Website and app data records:
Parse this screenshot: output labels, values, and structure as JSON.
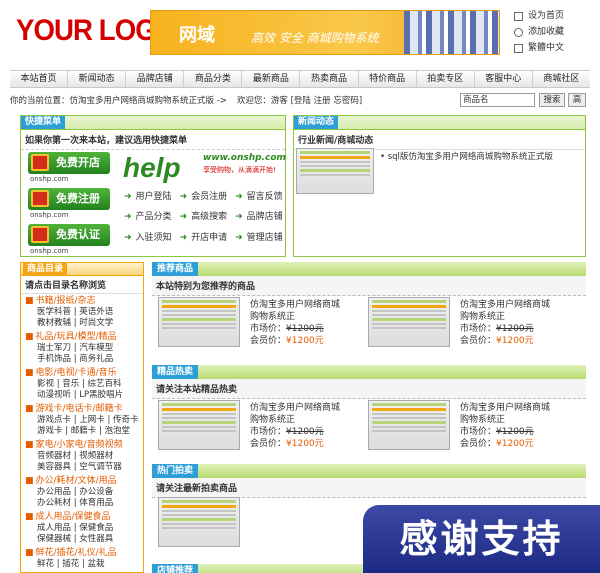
{
  "header": {
    "logo": "YOUR LOGO",
    "banner_title": "网域",
    "banner_slogan": "高效 安全 商城购物系统",
    "top_links": [
      "设为首页",
      "添加收藏",
      "繁體中文"
    ]
  },
  "nav": [
    "本站首页",
    "新闻动态",
    "品牌店铺",
    "商品分类",
    "最新商品",
    "热卖商品",
    "特价商品",
    "拍卖专区",
    "客服中心",
    "商城社区"
  ],
  "location": {
    "text": "你的当前位置：仿淘宝多用户网络商城购物系统正式版 ->",
    "welcome": "欢迎您：游客 [登陆 注册 忘密码]"
  },
  "search": {
    "value": "商品名",
    "button": "搜索",
    "button2": "高"
  },
  "quick": {
    "tab": "快捷菜单",
    "subtitle": "如果你第一次来本站，建议选用快捷菜单",
    "buttons": [
      "免费开店",
      "免费注册",
      "免费认证"
    ],
    "site": "onshp.com",
    "help": "help",
    "help_url": "www.onshp.com",
    "help_slogan": "享受购物，从滴滴开始!",
    "links": [
      [
        "用户登陆",
        "会员注册",
        "留言反馈"
      ],
      [
        "产品分类",
        "高级搜索",
        "品牌店铺"
      ],
      [
        "入驻须知",
        "开店申请",
        "管理店铺"
      ]
    ]
  },
  "news": {
    "tab": "新闻动态",
    "subtitle": "行业新闻/商城动态",
    "items": [
      "sql版仿淘宝多用户网络商城购物系统正式版"
    ]
  },
  "catalog": {
    "tab": "商品目录",
    "subtitle": "请点击目录名称浏览",
    "groups": [
      {
        "head": "书籍/报纸/杂志",
        "items": [
          "医学科普 | 英语外语",
          "教材教辅 | 时尚文学"
        ]
      },
      {
        "head": "礼品/玩具/模型/精品",
        "items": [
          "瑞士军刀 | 汽车模型",
          "手机饰品 | 商务礼品"
        ]
      },
      {
        "head": "电影/电视/卡通/音乐",
        "items": [
          "影视 | 音乐 | 综艺百科",
          "动漫视听 | LP黑胶唱片"
        ]
      },
      {
        "head": "游戏卡/电话卡/邮籍卡",
        "items": [
          "游戏点卡 | 上网卡 | 传奇卡",
          "游戏卡 | 邮籍卡 | 泡泡堂"
        ]
      },
      {
        "head": "家电/小家电/音频视频",
        "items": [
          "音频器材 | 视频器材",
          "美容器具 | 空气调节器"
        ]
      },
      {
        "head": "办公/耗材/文体/用品",
        "items": [
          "办公用品 | 办公设备",
          "办公耗材 | 体育用品"
        ]
      },
      {
        "head": "成人用品/保健食品",
        "items": [
          "成人用品 | 保健食品",
          "保健器械 | 女性器具"
        ]
      },
      {
        "head": "鲜花/插花/礼仪/礼品",
        "items": [
          "鲜花 | 插花 | 盆栽"
        ]
      }
    ]
  },
  "sections": [
    {
      "tab": "推荐商品",
      "subtitle": "本站特别为您推荐的商品"
    },
    {
      "tab": "精品热卖",
      "subtitle": "请关注本站精品热卖"
    },
    {
      "tab": "热门拍卖",
      "subtitle": "请关注最新拍卖商品"
    },
    {
      "tab": "店铺推荐"
    }
  ],
  "product": {
    "name": "仿淘宝多用户网络商城购物系统正",
    "market_label": "市场价：",
    "market_price": "¥1200元",
    "member_label": "会员价：",
    "member_price": "¥1200元"
  },
  "watermark": "感谢支持",
  "colors": {
    "logo": "#d40000",
    "accent_green": "#8cc63f",
    "tab_blue": "#2e9fd6",
    "orange": "#f3a516"
  }
}
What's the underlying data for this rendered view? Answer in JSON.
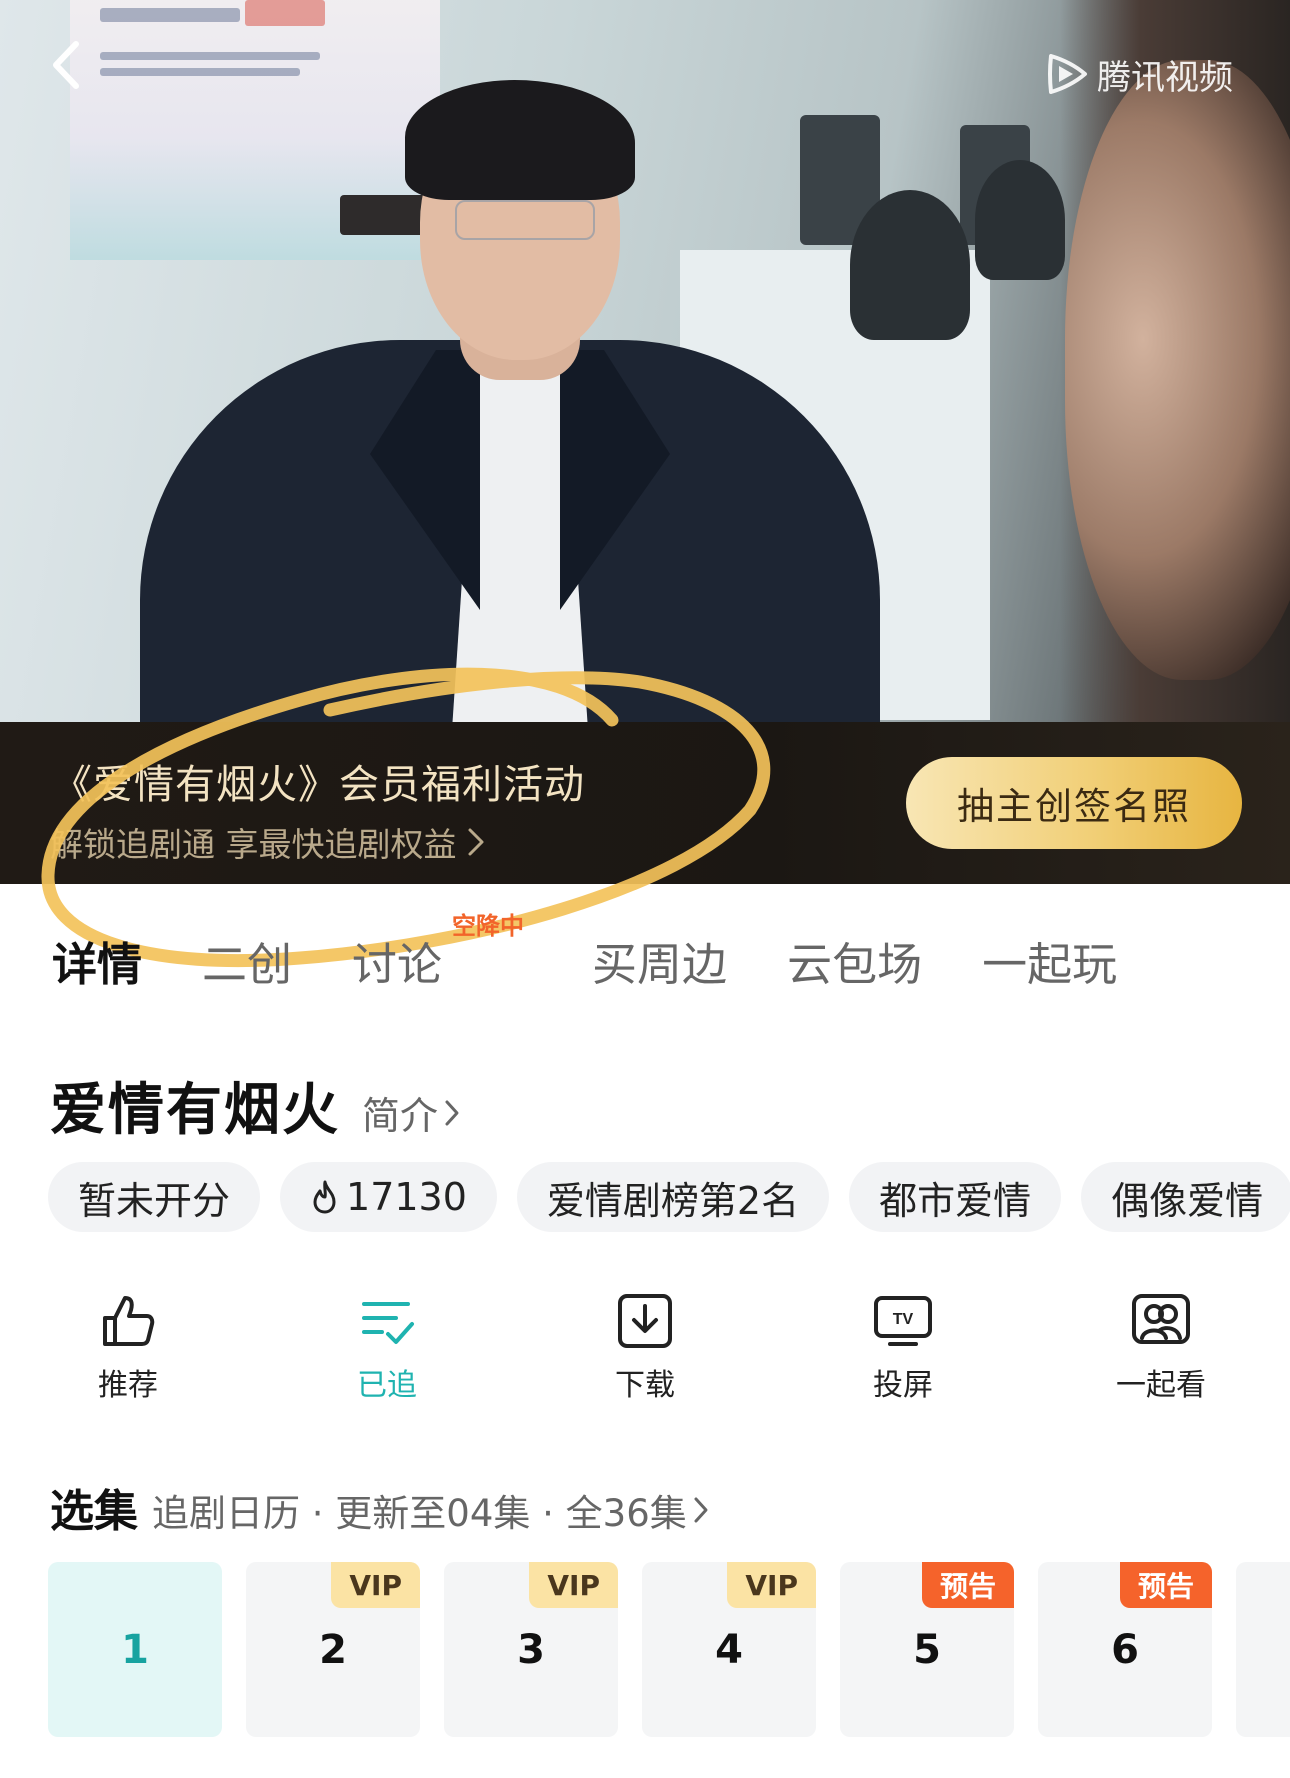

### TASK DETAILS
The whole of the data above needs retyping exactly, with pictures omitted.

### RESULT FOR THIS EXERCISE
Parse this screenshot: output labels, values, and structure as JSON.
{
  "header": {
    "logo": "YOUR LOGO",
    "banner_title": "网域",
    "banner_slogan": "高效 安全 商城购物系统",
    "top_links": [
      "设为首页",
      "添加收藏",
      "繁體中文"
    ]
  },
  "nav": [
    "本站首页",
    "新闻动态",
    "品牌店铺",
    "商品分类",
    "最新商品",
    "热卖商品",
    "特价商品",
    "拍卖专区",
    "客服中心",
    "商城社区"
  ],
  "location": {
    "text": "你的当前位置：仿淘宝多用户网络商城购物系统正式版 ->",
    "welcome": "欢迎您：游客 [登陆 注册 忘密码]"
  },
  "search": {
    "value": "商品名",
    "button": "搜索",
    "button2": "高"
  },
  "quick": {
    "tab": "快捷菜单",
    "subtitle": "如果你第一次来本站，建议选用快捷菜单",
    "buttons": [
      "免费开店",
      "免费注册",
      "免费认证"
    ],
    "site": "onshp.com",
    "help": "help",
    "help_url": "www.onshp.com",
    "help_slogan": "享受购物，从滴滴开始!",
    "links": [
      [
        "用户登陆",
        "会员注册",
        "留言反馈"
      ],
      [
        "产品分类",
        "高级搜索",
        "品牌店铺"
      ],
      [
        "入驻须知",
        "开店申请",
        "管理店铺"
      ]
    ]
  },
  "news": {
    "tab": "新闻动态",
    "subtitle": "行业新闻/商城动态",
    "items": [
      "sql版仿淘宝多用户网络商城购物系统正式版"
    ]
  },
  "catalog": {
    "tab": "商品目录",
    "subtitle": "请点击目录名称浏览",
    "groups": [
      {
        "head": "书籍/报纸/杂志",
        "items": [
          "医学科普 | 英语外语",
          "教材教辅 | 时尚文学"
        ]
      },
      {
        "head": "礼品/玩具/模型/精品",
        "items": [
          "瑞士军刀 | 汽车模型",
          "手机饰品 | 商务礼品"
        ]
      },
      {
        "head": "电影/电视/卡通/音乐",
        "items": [
          "影视 | 音乐 | 综艺百科",
          "动漫视听 | LP黑胶唱片"
        ]
      },
      {
        "head": "游戏卡/电话卡/邮籍卡",
        "items": [
          "游戏点卡 | 上网卡 | 传奇卡",
          "游戏卡 | 邮籍卡 | 泡泡堂"
        ]
      },
      {
        "head": "家电/小家电/音频视频",
        "items": [
          "音频器材 | 视频器材",
          "美容器具 | 空气调节器"
        ]
      },
      {
        "head": "办公/耗材/文体/用品",
        "items": [
          "办公用品 | 办公设备",
          "办公耗材 | 体育用品"
        ]
      },
      {
        "head": "成人用品/保健食品",
        "items": [
          "成人用品 | 保健食品",
          "保健器械 | 女性器具"
        ]
      },
      {
        "head": "鲜花/插花/礼仪/礼品",
        "items": [
          "鲜花 | 插花 | 盆栽"
        ]
      }
    ]
  },
  "sections": [
    {
      "tab": "推荐商品",
      "subtitle": "本站特别为您推荐的商品"
    },
    {
      "tab": "精品热卖",
      "subtitle": "请关注本站精品热卖"
    },
    {
      "tab": "热门拍卖",
      "subtitle": "请关注最新拍卖商品"
    },
    {
      "tab": "店铺推荐"
    }
  ],
  "product": {
    "name": "仿淘宝多用户网络商城购物系统正",
    "market_label": "市场价：",
    "market_price": "¥1200元",
    "member_label": "会员价：",
    "member_price": "¥1200元"
  },
  "watermark": "感谢支持",
  "colors": {
    "logo": "#d40000",
    "accent_green": "#8cc63f",
    "tab_blue": "#2e9fd6",
    "orange": "#f3a516"
  }
}
What's the underlying data for this rendered view? Answer in JSON.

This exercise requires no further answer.